## WORK INSTRUCTIONS
Beginning with the line containing "Transcribe this image's" and ending at the last line of the data, set down every line exactly, leaving out all pictures.
Start of AVAILABLE RECORDS
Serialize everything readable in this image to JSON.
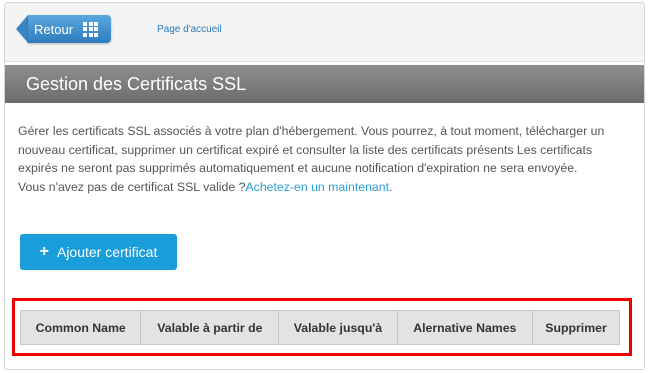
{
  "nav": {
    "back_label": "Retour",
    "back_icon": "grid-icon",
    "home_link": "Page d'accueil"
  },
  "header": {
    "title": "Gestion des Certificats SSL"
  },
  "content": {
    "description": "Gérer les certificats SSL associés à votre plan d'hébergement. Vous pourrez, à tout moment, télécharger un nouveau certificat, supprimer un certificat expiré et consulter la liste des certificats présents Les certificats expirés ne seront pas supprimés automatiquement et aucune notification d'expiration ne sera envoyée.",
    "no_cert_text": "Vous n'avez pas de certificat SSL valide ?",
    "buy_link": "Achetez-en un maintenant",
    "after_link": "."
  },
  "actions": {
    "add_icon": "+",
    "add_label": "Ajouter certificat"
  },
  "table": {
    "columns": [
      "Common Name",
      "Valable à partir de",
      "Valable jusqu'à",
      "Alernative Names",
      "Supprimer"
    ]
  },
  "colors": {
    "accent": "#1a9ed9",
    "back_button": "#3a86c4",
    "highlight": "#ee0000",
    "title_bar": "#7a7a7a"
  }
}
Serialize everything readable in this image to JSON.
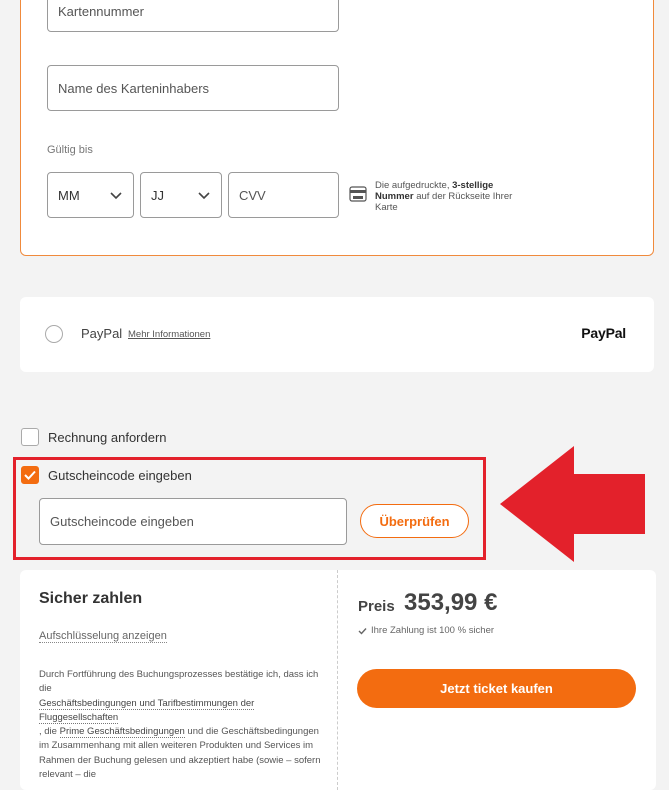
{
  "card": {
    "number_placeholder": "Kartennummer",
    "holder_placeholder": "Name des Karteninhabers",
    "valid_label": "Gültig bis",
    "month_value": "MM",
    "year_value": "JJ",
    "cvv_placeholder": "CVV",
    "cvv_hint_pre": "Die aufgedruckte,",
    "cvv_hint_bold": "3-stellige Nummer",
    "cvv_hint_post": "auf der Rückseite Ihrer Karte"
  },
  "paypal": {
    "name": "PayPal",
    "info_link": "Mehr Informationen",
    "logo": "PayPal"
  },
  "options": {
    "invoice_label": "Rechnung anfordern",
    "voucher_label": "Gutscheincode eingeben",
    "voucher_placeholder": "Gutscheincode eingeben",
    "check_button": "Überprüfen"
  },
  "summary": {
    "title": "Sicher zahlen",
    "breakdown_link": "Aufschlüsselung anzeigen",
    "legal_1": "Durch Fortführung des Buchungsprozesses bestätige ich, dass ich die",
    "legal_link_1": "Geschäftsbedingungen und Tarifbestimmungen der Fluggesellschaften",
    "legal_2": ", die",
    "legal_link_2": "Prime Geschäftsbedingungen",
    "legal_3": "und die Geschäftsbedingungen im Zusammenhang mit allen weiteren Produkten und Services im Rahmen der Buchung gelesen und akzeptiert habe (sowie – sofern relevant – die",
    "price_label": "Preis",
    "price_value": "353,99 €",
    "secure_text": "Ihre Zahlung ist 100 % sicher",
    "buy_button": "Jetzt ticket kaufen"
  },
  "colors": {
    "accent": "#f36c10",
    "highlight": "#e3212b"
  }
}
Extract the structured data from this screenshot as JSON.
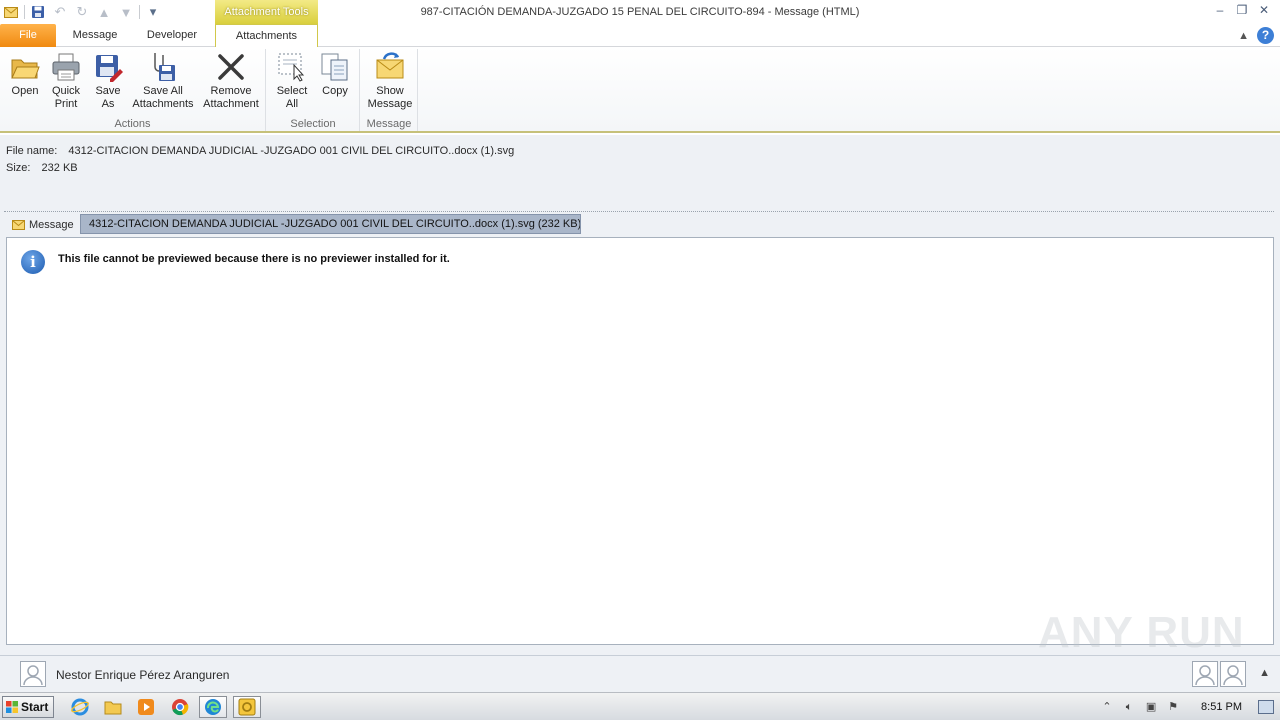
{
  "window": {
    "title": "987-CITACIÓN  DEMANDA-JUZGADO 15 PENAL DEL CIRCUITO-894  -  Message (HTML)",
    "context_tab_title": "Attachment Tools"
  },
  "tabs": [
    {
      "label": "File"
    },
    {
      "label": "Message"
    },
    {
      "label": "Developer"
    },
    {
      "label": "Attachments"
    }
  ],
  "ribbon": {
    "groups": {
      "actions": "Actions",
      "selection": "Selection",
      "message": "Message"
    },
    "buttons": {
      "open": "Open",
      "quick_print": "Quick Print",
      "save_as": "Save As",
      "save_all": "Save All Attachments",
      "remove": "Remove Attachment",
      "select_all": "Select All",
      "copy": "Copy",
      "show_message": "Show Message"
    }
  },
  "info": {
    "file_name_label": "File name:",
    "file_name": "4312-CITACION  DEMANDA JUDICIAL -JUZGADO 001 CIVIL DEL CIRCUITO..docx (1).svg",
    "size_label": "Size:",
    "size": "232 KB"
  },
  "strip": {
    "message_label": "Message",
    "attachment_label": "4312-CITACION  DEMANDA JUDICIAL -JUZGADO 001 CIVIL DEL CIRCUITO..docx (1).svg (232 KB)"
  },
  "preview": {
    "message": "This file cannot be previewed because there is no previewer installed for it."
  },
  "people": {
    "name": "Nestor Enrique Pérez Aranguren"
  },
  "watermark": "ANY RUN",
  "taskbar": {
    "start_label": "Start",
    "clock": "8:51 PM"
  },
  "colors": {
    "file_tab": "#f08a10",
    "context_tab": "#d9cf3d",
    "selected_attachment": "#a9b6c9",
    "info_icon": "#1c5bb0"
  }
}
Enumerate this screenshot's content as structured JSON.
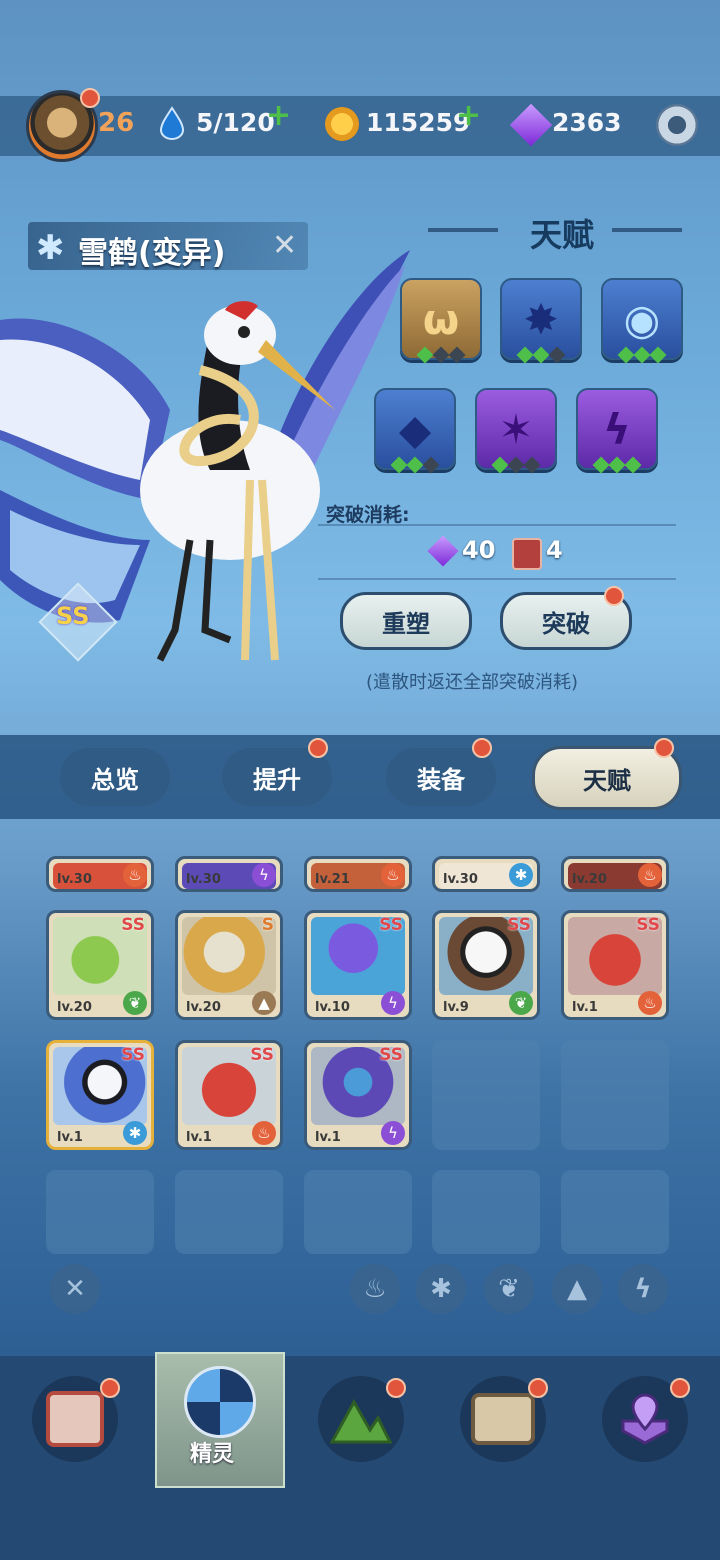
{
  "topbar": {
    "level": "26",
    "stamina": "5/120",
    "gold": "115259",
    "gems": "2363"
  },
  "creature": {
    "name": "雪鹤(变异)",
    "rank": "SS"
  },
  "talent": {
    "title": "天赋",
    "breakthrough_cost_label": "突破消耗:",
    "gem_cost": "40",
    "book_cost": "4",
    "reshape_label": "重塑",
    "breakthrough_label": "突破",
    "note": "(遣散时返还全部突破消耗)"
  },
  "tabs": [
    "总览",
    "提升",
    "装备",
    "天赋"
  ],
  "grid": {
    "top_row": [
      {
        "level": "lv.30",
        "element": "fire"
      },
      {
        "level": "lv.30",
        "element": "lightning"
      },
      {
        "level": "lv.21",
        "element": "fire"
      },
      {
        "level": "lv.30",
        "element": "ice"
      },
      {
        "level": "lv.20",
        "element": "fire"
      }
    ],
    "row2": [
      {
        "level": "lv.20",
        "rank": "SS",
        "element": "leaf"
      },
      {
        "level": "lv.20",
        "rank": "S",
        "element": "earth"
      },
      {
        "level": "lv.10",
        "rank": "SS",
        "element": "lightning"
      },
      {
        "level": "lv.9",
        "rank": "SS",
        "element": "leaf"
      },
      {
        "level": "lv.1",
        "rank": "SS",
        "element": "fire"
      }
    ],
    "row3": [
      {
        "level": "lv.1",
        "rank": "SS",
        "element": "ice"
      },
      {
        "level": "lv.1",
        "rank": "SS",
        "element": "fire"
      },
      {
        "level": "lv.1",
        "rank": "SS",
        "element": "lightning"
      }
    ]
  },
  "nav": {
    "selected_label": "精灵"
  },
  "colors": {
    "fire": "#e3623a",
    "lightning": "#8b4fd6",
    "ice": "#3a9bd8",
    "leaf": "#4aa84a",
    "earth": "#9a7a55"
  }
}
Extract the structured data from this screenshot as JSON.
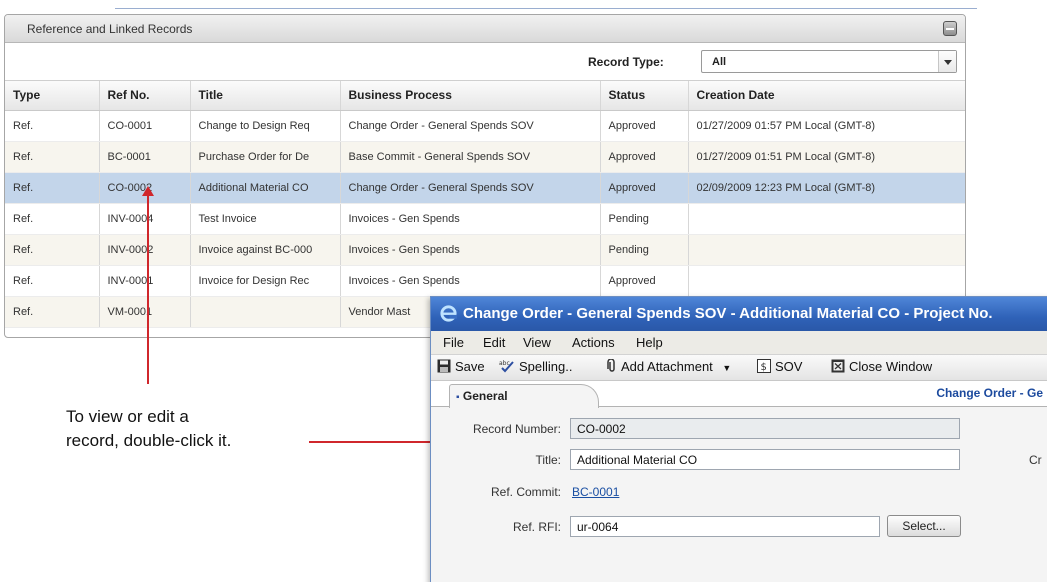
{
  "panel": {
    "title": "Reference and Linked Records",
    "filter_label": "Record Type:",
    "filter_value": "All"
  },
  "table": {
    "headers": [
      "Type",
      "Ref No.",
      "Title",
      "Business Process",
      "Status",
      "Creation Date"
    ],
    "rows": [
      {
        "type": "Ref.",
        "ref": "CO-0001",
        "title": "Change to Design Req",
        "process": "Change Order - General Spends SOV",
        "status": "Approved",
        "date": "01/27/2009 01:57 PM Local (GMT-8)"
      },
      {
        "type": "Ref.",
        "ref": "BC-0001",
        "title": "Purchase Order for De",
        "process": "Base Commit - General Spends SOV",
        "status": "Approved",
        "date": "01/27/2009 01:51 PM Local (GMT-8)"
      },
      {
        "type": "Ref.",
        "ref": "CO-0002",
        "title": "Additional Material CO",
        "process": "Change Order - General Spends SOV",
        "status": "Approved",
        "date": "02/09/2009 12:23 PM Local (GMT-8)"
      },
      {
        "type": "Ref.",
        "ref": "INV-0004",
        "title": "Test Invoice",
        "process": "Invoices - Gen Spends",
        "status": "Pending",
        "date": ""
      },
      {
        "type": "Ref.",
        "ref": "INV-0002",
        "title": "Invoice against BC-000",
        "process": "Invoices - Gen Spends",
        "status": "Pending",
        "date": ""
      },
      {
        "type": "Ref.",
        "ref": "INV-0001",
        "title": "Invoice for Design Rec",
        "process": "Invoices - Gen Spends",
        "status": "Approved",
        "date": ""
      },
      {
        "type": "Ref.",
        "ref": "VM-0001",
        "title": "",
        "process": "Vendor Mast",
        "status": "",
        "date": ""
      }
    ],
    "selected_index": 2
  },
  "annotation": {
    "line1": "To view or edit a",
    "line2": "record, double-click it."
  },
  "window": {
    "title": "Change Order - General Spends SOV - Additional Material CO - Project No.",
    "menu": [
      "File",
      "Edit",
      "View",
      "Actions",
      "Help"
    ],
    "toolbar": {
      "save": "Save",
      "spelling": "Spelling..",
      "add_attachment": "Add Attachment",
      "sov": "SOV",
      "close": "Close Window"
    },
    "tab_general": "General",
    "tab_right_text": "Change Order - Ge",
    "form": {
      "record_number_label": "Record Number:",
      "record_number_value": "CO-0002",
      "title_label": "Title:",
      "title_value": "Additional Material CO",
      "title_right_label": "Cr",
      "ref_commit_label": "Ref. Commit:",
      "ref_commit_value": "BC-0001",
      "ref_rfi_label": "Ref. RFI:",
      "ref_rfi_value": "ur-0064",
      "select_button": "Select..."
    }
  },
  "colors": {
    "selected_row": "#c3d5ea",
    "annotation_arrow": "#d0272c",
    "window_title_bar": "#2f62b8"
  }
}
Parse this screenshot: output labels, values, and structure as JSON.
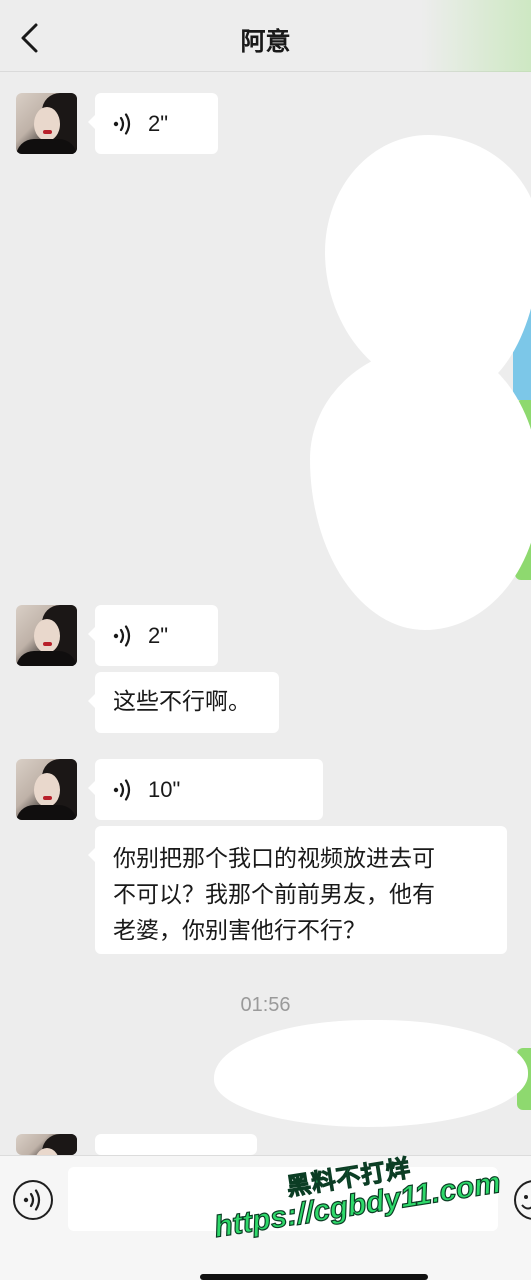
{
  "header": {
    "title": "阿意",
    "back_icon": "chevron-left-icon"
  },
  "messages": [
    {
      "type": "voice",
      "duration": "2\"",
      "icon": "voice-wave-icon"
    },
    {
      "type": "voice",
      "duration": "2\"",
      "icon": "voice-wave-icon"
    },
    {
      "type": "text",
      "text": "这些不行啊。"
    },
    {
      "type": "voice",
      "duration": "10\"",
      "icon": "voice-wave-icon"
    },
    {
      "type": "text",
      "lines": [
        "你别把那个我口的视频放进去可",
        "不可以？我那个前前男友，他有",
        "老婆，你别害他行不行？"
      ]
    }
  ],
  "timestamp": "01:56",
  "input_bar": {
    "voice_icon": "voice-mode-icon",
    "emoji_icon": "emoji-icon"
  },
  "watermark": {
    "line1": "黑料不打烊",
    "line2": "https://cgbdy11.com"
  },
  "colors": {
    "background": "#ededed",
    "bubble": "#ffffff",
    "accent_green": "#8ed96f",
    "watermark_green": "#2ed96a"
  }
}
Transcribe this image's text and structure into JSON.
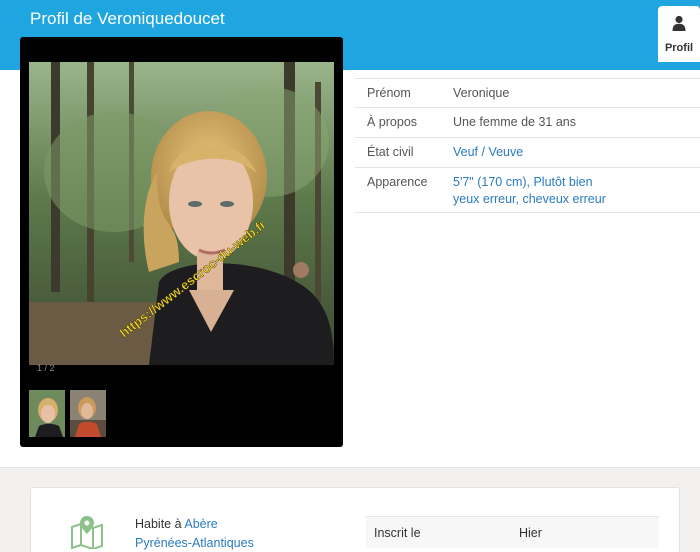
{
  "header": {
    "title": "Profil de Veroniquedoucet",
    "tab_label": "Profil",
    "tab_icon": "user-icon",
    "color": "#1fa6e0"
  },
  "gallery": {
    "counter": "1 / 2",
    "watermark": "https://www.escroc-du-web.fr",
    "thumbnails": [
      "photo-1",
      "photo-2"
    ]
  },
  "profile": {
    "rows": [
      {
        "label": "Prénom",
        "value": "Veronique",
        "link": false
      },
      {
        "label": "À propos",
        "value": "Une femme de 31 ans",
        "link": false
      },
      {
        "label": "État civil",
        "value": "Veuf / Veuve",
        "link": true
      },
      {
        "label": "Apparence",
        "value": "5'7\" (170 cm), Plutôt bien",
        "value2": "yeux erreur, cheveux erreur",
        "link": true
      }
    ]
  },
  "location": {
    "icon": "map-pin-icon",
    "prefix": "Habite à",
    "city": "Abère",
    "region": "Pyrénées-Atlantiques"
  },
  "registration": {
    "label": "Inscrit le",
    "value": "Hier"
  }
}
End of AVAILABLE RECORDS
## OUTPUT BELOW
Transcribe this image's text and structure into JSON.
{
  "header": {
    "title": "Profil de Veroniquedoucet",
    "tab_label": "Profil",
    "tab_icon": "user-icon",
    "color": "#1fa6e0"
  },
  "gallery": {
    "counter": "1 / 2",
    "watermark": "https://www.escroc-du-web.fr",
    "thumbnails": [
      "photo-1",
      "photo-2"
    ]
  },
  "profile": {
    "rows": [
      {
        "label": "Prénom",
        "value": "Veronique",
        "link": false
      },
      {
        "label": "À propos",
        "value": "Une femme de 31 ans",
        "link": false
      },
      {
        "label": "État civil",
        "value": "Veuf / Veuve",
        "link": true
      },
      {
        "label": "Apparence",
        "value": "5'7\" (170 cm), Plutôt bien",
        "value2": "yeux erreur, cheveux erreur",
        "link": true
      }
    ]
  },
  "location": {
    "icon": "map-pin-icon",
    "prefix": "Habite à",
    "city": "Abère",
    "region": "Pyrénées-Atlantiques"
  },
  "registration": {
    "label": "Inscrit le",
    "value": "Hier"
  }
}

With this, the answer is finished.